Advantages of bagasse features

Refined material: Many of the non-wood fibers are similar to the short fiber hardwoods and other regular pulps are so long that they must be shortened to optimize their papermaking value. There is a wide variation in the fiber characteristics of non-wood fibers compared to regular hard wood pulp for paper making. Since, the diameter of the non-wood fiber is small and results in lower coarseness. The potential usefulness of these fiber dimensions provides ideas in pulp and papermaking.

Printability: The treated bagasse fiber has lower tensile index and burst index with higher bulk, tear index, and opacity compared to the untreated bagasse. So, the higher bulk and opacity improves paper’s printability, while the strength properties were still acceptable when the mass removal was about 10-15%.

Viscosity: Bagasse’s viscosity is higher than regular pulp and the treated bagasse is easy to pulp and the much lower kappa number needs less bleaching.

Low Complexity: The simplicity of recovery and the lower silicon content in bagasse made the process infrastructure requirement becomes simpler and so there is no requirement for a complex and expensive recovery boiler and lime kiln.

There is a need of advanced or custom manufacturing infrastructure for bagasse kind non-wood fibers processing. Though, industries oversee the special requirements and use the same infrastructure during the season of bagasse, there is a strong scope for advancements and the un-tapped market in this area.

Advanced or Custom Manufacturing Infrastructure
The special requirements for bagasse processing mainly stand at various stages and purposes. Many companies are equipped with machinery that can be used for bagasse and other non-wood fibers.

Vincent Corporation, Florida has been active since many decades in the area of fish processing and conversion of forage crops and sugar cane bagasse. Its advanced technology is able to keep the manufacturing on all through the year, by using wood as well as non-wood fibers.
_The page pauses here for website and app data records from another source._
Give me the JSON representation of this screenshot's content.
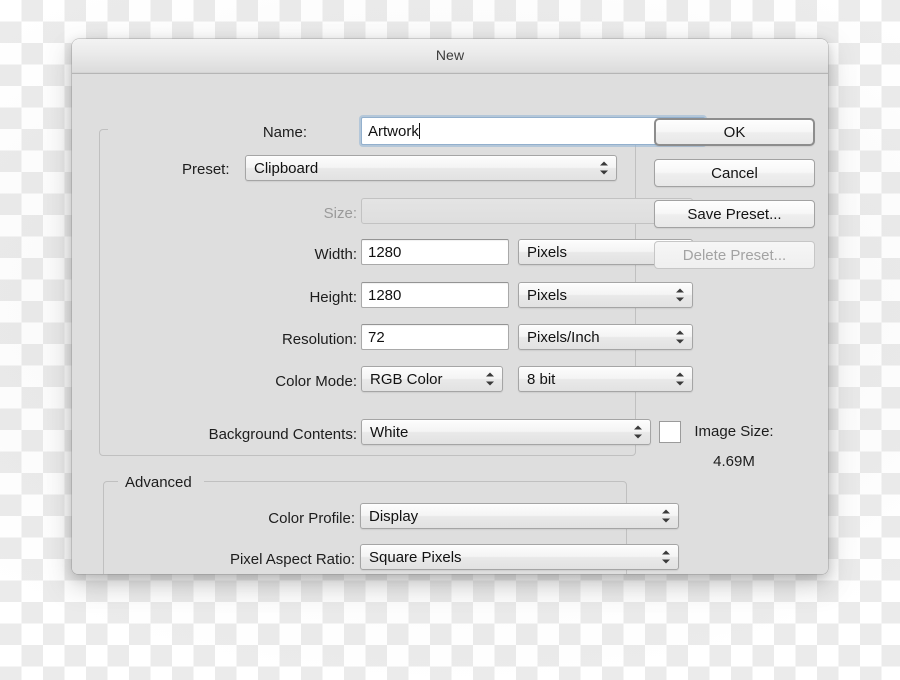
{
  "window": {
    "title": "New"
  },
  "form": {
    "name": {
      "label": "Name:",
      "value": "Artwork"
    },
    "preset": {
      "label": "Preset:",
      "value": "Clipboard"
    },
    "size": {
      "label": "Size:",
      "value": ""
    },
    "width": {
      "label": "Width:",
      "value": "1280",
      "unit": "Pixels"
    },
    "height": {
      "label": "Height:",
      "value": "1280",
      "unit": "Pixels"
    },
    "resolution": {
      "label": "Resolution:",
      "value": "72",
      "unit": "Pixels/Inch"
    },
    "color_mode": {
      "label": "Color Mode:",
      "value": "RGB Color",
      "depth": "8 bit"
    },
    "background_contents": {
      "label": "Background Contents:",
      "value": "White",
      "swatch_color": "#ffffff"
    }
  },
  "advanced": {
    "legend": "Advanced",
    "color_profile": {
      "label": "Color Profile:",
      "value": "Display"
    },
    "pixel_aspect_ratio": {
      "label": "Pixel Aspect Ratio:",
      "value": "Square Pixels"
    }
  },
  "buttons": {
    "ok": "OK",
    "cancel": "Cancel",
    "save_preset": "Save Preset...",
    "delete_preset": "Delete Preset..."
  },
  "image_size": {
    "label": "Image Size:",
    "value": "4.69M"
  },
  "colors": {
    "dialog_bg": "#dedede",
    "titlebar_top": "#f3f3f3",
    "titlebar_bottom": "#cfcfcf",
    "focus_ring": "#93b0cd",
    "text": "#1d1d1d",
    "disabled_text": "#9a9a9a"
  }
}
Voith GmbH has started world’s most modern bagasse paper mill that has been running successfully. It has been producing a high quality graphic paper from bagasse, which is a very difficult raw material to prepare and process. Voith Paper is recognized as a comprehensive supplier worldwide of this technology that covers both stock preparation and paper machinery. The reference plants using the same technology for bagasse furnish are operating in India, Indonesia, Bangladesh, Iraq and Pakistan.
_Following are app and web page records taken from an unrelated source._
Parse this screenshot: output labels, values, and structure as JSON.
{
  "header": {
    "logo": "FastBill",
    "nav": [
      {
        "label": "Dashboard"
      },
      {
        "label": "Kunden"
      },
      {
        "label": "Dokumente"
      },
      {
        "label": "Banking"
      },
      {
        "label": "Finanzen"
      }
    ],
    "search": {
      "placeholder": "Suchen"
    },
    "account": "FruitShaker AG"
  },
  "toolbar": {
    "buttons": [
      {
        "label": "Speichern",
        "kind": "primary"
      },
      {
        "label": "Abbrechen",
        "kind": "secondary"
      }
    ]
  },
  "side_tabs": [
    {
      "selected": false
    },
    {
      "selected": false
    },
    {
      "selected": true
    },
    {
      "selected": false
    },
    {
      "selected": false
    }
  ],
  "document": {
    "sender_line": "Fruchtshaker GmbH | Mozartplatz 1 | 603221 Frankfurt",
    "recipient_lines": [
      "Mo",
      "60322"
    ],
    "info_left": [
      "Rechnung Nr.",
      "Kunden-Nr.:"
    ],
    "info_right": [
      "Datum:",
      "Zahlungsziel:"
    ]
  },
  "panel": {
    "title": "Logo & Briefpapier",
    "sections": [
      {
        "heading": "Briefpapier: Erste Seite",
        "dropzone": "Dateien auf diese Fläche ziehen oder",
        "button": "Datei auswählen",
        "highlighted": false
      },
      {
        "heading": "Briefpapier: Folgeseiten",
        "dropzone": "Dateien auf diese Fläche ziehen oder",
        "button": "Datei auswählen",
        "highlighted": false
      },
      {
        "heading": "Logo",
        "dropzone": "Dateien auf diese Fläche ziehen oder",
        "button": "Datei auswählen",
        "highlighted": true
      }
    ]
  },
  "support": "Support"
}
On a Voith Paper line, the Tamil Nadu Newsprint and Papers Ltd. have been commercially producing newsprint from bagasse in India since 1996. In the history of newsprint production, this was the first time that 100% bagasse had ever been used as raw material. Since the starting of Quena project, the full advantage of the experience was gained in India.
Other features to be focused are...

Storage Techniques: Special storage equipment and techniques are required to make the processed and non-processed bagasse available during the non-season. In order to decrease the disadvantage of seasonality feature and maintain a constant production a large storage capacity must be developed. However, the challenge still lies in managing the storage of bagasse because of its high in volume and low in density when compared with wood. The circumstances that need to be taken in control vary from individual site and the receiving site.
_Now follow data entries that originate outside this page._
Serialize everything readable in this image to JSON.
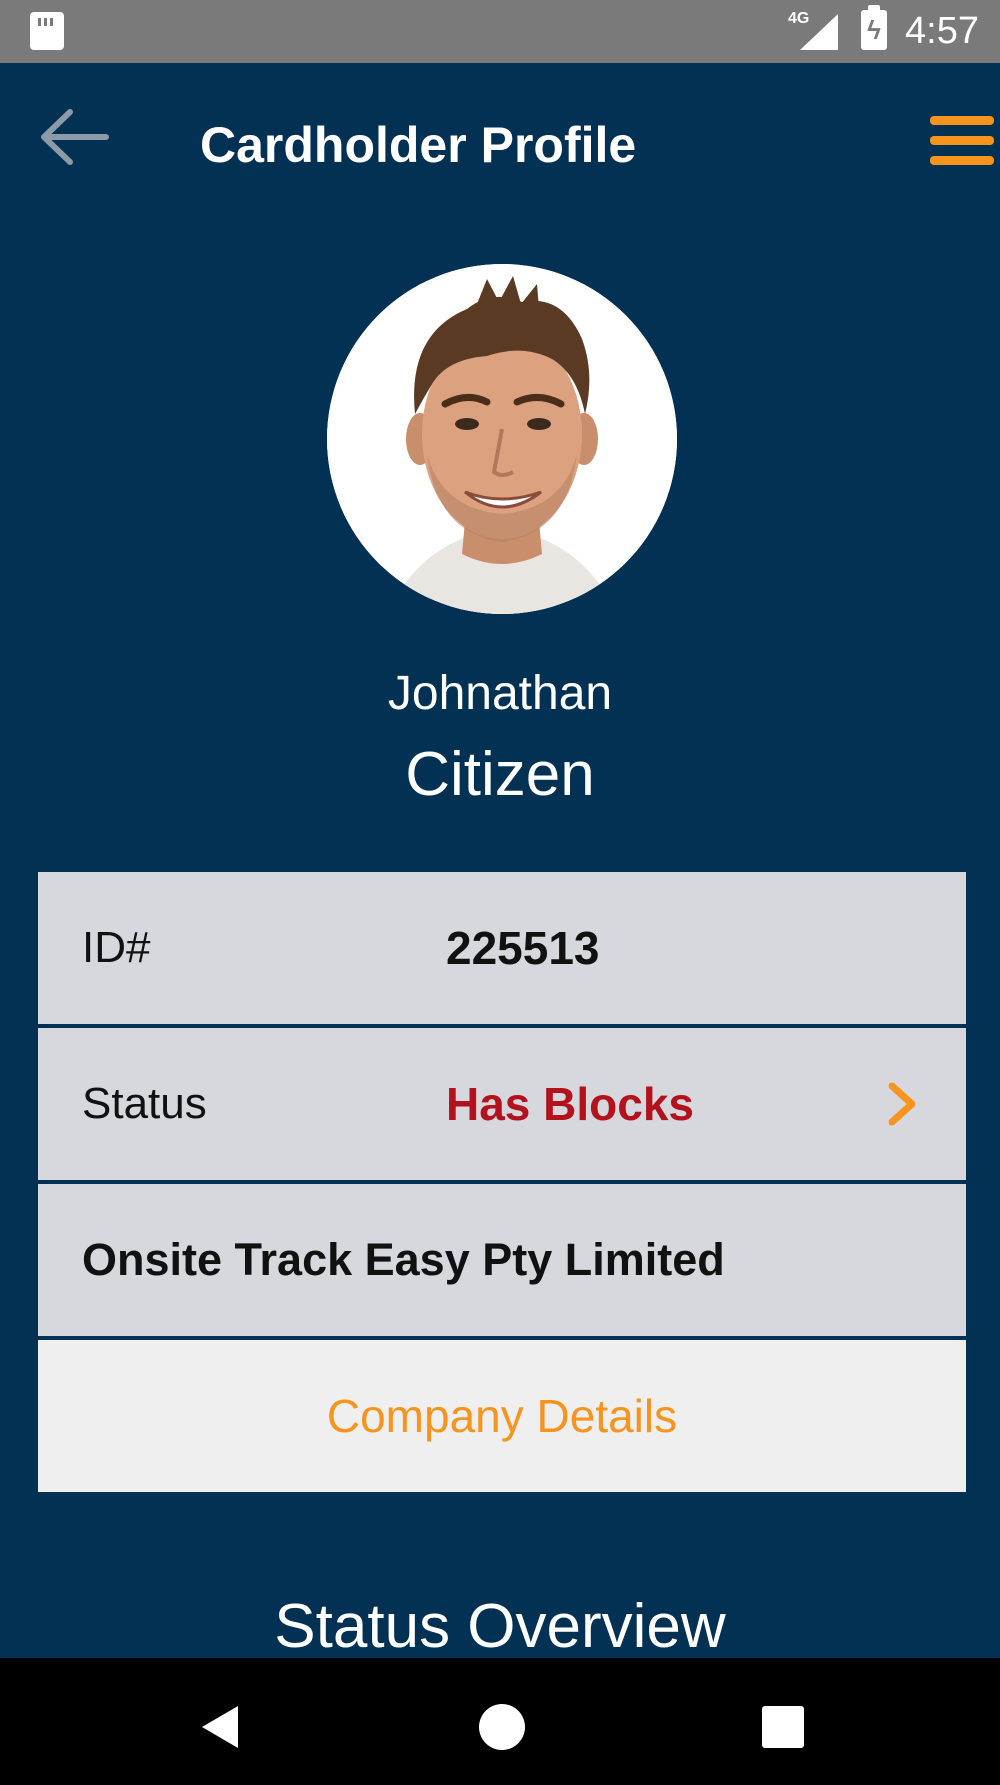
{
  "status_bar": {
    "network": "4G",
    "time": "4:57"
  },
  "header": {
    "title": "Cardholder Profile",
    "back_icon": "arrow-left-icon",
    "menu_icon": "hamburger-menu-icon"
  },
  "profile": {
    "first_name": "Johnathan",
    "last_name": "Citizen"
  },
  "info": {
    "id_label": "ID#",
    "id_value": "225513",
    "status_label": "Status",
    "status_value": "Has Blocks",
    "company_name": "Onsite Track Easy Pty Limited",
    "company_details_link": "Company Details"
  },
  "section": {
    "title": "Status Overview"
  },
  "colors": {
    "background": "#033153",
    "accent": "#f7941d",
    "alert": "#b3111c",
    "row_background": "#d6d8dd"
  }
}
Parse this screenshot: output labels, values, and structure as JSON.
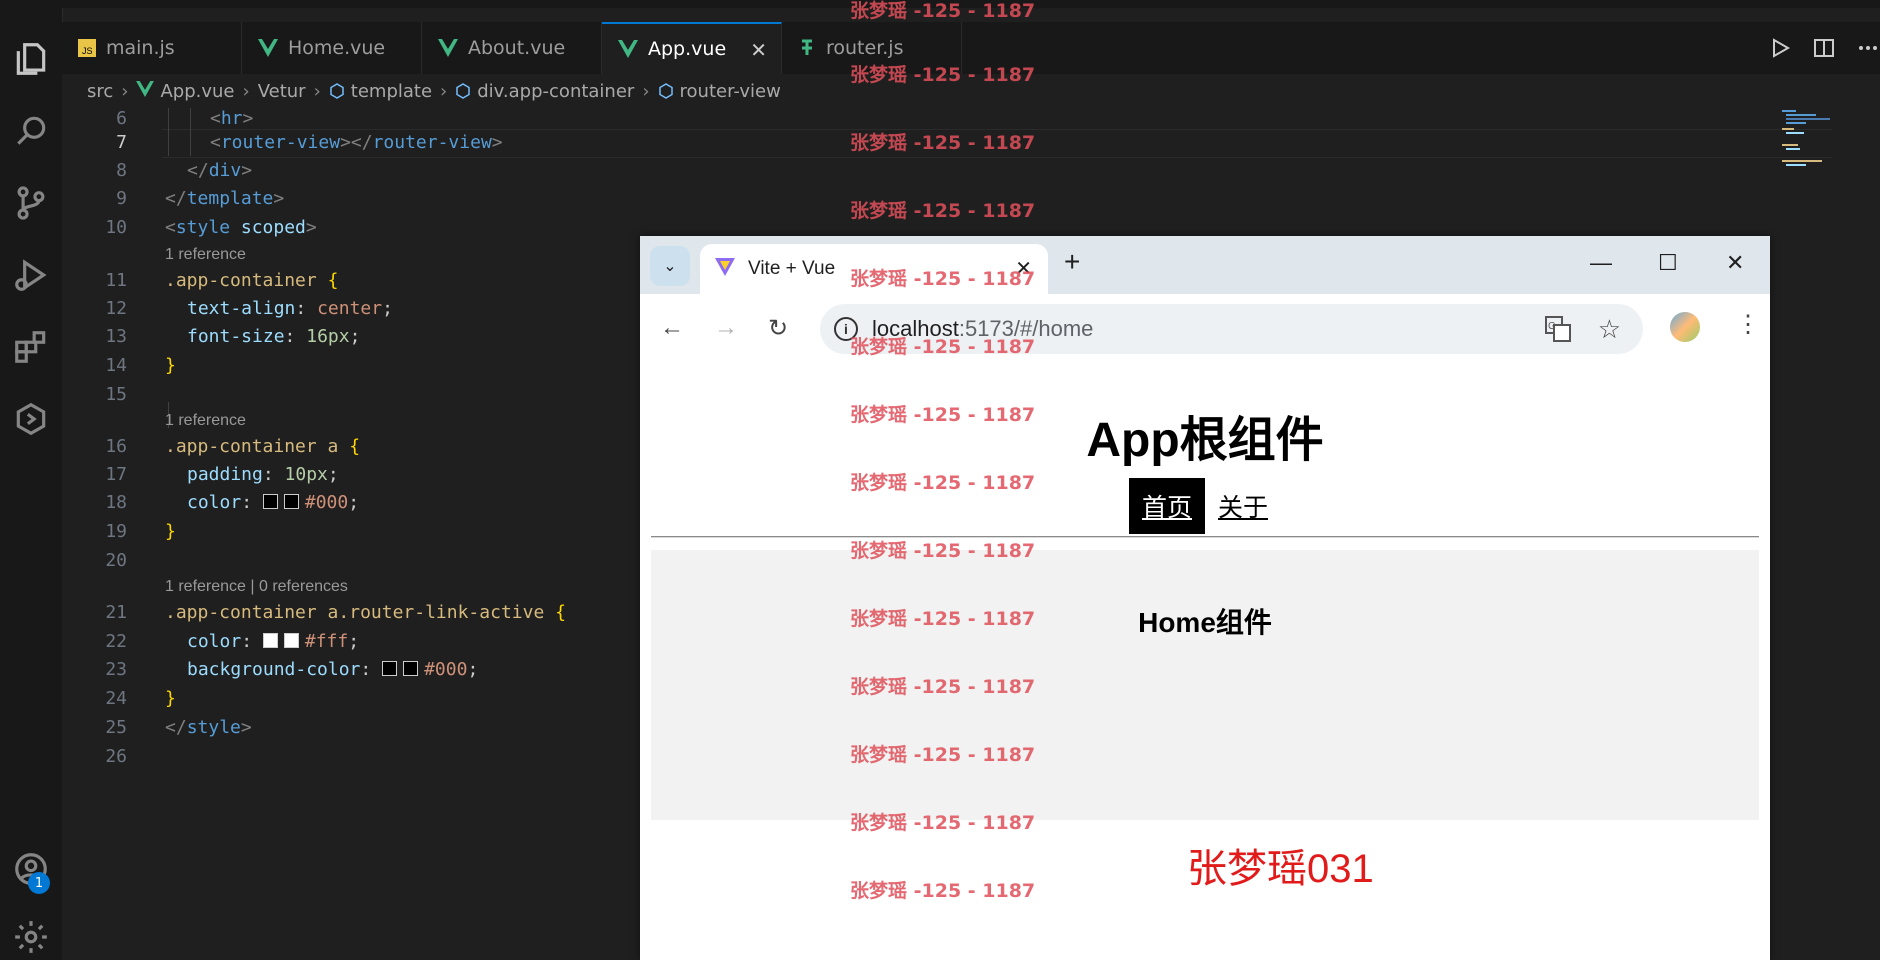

Machines need to be intelligent enough to work with wood as well as non wood fibres to avoid the loss during the processing of non wood fibres. This bioprocess resulted in a 50% saving in energy consumption required for paper pulp refining, compared with that recorded for refining pulp from bagasse not biologically treated. Another benefit came in the form of a 35% improvement in the paper’s mechanical characteristics (tensile strength and tear resistance) without appreciable loss of material. As the traditional pulp resources exhausts, the more demand rises for non-wood fibres.